There was a local sporting supply shop, they told me, that worked with the climber’s club (providing space for meetings and allowing them to post events on the shops message board) and assured me that that sort of social organisation was common among climbers. They would often hold events such as ‘slideshows’ where climbers could show photos from their climbing trips abroad and there was plenty of time for Q&A afterwards.

I tried it a few more that season and although I was sore and a bit bruised after seemingly every foray to frozen walls, the sport had a hold over me. With a little bit of luck the climbing club is going this winter to the French Alps to do some ice climbing for a week and I’m hoping to join them. Unfortunately there’s not too much ice climbing to be found in the UK, but then again I’ve always been drawn towards sports that require to travel a bit and see the world.

Best outdoor activities in Wales
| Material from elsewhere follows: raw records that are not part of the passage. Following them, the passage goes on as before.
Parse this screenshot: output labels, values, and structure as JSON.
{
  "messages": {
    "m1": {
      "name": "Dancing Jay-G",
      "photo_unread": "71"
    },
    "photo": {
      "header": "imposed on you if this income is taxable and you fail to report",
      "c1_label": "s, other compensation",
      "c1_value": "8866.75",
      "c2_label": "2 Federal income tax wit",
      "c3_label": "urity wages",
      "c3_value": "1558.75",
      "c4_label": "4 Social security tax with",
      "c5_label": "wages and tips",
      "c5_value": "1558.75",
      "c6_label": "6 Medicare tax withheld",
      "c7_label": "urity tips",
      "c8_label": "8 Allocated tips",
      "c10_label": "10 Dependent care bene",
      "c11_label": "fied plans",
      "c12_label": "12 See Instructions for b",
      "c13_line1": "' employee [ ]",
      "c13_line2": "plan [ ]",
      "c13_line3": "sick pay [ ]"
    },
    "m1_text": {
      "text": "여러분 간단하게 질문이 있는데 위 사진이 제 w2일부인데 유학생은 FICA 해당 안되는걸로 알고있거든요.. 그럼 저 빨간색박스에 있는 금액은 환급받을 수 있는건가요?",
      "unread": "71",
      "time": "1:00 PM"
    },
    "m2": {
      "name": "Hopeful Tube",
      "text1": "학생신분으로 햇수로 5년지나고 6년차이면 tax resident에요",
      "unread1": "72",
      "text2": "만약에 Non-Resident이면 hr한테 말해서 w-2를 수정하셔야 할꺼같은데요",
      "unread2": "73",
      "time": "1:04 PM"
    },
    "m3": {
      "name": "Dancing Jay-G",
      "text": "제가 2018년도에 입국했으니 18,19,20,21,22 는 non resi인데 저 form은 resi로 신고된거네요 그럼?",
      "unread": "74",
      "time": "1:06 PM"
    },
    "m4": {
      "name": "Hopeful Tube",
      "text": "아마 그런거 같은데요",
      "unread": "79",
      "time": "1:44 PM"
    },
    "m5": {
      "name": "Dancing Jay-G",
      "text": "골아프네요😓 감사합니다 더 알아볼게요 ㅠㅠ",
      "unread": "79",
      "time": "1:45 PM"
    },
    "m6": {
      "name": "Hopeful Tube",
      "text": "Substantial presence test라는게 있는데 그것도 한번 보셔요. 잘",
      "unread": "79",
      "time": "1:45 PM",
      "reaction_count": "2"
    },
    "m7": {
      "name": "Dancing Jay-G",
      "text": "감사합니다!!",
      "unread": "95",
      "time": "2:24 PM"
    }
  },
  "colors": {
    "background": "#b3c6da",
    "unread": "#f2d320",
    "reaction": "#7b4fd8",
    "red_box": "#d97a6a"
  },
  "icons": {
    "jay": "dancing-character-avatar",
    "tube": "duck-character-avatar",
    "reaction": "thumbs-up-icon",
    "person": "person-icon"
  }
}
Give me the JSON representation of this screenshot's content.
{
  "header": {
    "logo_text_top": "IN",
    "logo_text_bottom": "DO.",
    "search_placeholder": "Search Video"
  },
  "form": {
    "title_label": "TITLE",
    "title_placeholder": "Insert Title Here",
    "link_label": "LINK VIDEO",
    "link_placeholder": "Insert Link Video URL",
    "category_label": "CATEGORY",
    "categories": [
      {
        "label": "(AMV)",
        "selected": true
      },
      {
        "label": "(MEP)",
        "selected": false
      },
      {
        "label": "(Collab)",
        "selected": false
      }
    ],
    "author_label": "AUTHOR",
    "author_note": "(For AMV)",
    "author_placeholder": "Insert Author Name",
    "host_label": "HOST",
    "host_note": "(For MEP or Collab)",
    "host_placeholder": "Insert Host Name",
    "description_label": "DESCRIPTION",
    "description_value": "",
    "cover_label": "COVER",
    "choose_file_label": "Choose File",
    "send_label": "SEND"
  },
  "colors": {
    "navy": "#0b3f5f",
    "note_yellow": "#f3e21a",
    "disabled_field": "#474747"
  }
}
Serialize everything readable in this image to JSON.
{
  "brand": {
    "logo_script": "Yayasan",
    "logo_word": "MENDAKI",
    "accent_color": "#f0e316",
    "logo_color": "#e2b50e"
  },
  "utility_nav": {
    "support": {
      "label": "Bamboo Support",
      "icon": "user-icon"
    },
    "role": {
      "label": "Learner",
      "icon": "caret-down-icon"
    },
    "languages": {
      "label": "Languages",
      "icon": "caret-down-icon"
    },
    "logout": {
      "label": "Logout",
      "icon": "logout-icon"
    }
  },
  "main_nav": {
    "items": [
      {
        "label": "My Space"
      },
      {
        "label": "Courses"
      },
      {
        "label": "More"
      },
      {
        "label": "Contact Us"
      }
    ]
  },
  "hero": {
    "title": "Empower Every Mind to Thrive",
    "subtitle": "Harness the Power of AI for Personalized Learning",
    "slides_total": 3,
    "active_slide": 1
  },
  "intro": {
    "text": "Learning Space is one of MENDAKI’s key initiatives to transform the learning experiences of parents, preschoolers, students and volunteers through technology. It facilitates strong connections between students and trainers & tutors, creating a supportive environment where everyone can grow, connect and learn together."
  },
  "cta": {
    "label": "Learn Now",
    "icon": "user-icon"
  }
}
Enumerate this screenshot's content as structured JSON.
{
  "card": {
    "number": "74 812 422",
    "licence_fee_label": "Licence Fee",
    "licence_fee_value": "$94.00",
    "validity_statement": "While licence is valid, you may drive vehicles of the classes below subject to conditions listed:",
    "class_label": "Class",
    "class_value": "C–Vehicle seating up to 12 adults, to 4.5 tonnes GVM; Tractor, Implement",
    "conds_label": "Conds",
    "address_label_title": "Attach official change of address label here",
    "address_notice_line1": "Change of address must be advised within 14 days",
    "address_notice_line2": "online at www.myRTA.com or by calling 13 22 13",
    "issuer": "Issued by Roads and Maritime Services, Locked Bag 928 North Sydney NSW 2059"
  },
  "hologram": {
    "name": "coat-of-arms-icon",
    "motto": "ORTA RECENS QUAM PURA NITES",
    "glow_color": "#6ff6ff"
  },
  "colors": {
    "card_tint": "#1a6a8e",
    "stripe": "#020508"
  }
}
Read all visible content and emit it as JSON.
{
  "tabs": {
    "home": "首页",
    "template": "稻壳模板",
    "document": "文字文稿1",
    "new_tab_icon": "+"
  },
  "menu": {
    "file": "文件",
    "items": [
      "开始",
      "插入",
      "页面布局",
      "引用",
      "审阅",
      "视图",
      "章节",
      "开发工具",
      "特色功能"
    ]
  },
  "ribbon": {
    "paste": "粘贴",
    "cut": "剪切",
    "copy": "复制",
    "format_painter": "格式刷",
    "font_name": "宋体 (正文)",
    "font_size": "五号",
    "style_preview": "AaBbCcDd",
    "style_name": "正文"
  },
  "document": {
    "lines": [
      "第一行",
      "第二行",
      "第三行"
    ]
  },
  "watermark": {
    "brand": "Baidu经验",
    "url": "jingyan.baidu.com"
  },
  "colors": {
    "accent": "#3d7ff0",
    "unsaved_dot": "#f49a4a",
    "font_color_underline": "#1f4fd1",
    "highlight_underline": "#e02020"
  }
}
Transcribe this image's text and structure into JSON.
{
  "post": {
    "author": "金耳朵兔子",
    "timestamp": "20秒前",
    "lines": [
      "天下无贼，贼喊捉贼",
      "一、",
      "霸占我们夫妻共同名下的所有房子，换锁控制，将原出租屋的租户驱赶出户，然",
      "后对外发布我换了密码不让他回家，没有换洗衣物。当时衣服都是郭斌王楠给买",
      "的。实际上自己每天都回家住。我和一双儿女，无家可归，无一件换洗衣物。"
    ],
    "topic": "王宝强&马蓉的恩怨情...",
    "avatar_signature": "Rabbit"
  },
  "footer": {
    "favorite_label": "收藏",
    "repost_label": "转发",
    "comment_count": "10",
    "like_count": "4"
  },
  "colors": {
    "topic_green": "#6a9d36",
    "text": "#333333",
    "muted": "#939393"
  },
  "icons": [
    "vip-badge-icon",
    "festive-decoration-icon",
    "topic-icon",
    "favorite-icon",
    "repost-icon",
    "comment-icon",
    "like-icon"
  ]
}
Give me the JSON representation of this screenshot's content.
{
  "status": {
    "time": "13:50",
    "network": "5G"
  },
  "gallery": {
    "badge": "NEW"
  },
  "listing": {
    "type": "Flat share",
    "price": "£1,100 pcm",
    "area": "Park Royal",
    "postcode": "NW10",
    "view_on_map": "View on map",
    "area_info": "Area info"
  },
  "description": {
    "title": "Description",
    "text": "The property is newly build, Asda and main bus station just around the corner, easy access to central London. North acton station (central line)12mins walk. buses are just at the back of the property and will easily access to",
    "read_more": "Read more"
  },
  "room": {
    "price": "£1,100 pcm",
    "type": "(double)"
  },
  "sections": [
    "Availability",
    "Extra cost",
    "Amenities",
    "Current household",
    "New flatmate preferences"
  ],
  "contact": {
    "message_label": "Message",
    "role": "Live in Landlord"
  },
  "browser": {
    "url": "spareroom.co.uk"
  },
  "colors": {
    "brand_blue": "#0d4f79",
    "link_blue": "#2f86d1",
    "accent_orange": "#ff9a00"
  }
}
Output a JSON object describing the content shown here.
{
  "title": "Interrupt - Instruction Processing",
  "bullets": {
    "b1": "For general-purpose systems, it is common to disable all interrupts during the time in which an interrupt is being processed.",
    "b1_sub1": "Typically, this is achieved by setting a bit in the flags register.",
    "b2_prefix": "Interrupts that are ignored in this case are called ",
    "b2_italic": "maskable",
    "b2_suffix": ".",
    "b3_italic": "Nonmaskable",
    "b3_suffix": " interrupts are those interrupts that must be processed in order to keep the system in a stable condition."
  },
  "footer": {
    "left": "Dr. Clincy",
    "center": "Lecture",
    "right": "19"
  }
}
In addition to its ancient language, stunning, lush landscapes, unique culture and rich history, in recent years Wales has become an increasing popular destination for adventure travels and outdoors lovers. With mountains and valley, fast moving rivers, rugged coasts complete with numerous sea caves, and compared to much of the rest of the UK very low levels of population density, Wales is a haven for all things outdoors. The only difficulty is deciding what to spend your limited time on!
Firstly, remember that there are also numerous possibilities for more traditional sports like football (especially after Wales’ success in the UEFA Euro 2016 tournament) and rugby. If you’re in the market for sports of that sort, Wales will not disappoint. With so many different events going on in Wales websites like have seen surges in popularity in recent years. You’re very likely to find whatever you’re looking for in the realm of team sports and more traditional sports.
However, that is by no means the only thing on offer in Wales. Over the last decades a sport that has seen an increasing in popularity is surfing. When most people think of surfing they think of warm, sunny, tropical beaches strewn with palm tress and sugary cocktails. While that’s not the case in Wales, it is nevertheless an extremely popular place for surfing, but it’s not for the faint-hearted. The waters are often quite cool and so a wet suit is part of the essential kit for the Welsh surfer as is—obviously—a strong ability to swim because the waters round Wales can often be unforgiving with deadly currents that can sweep one out to sea so be sure to do your research before you hop on that board.
Unsurprisingly, the Welsh countryside with it famed hills and praised valleys is also a great place to indulge in river rafting if you’re keen on water sport, but can’t quite muster the desire to go surfing on the seaside. With it’s many meandering streams and rivers, rafting is starting to become a staple of the adventurous holiday-maker and there are a great number of guides and experts who are willing to take you on rafting escapades.
Not all the outdoor sports are necessarily full of adrenaline. For those who wish to have a more quiet and relaxing holiday in the peace and quiet of nature, Wales offers abundant opportunities for walking holidays throughout the valleys, hills and along the coasts, with the possibility of camping or staying in small huts along the way.
Regardless of what level of excitement it is that you’re after you’re likely to find what you’re looking for not so far way in the wilds of the Welsh countryside.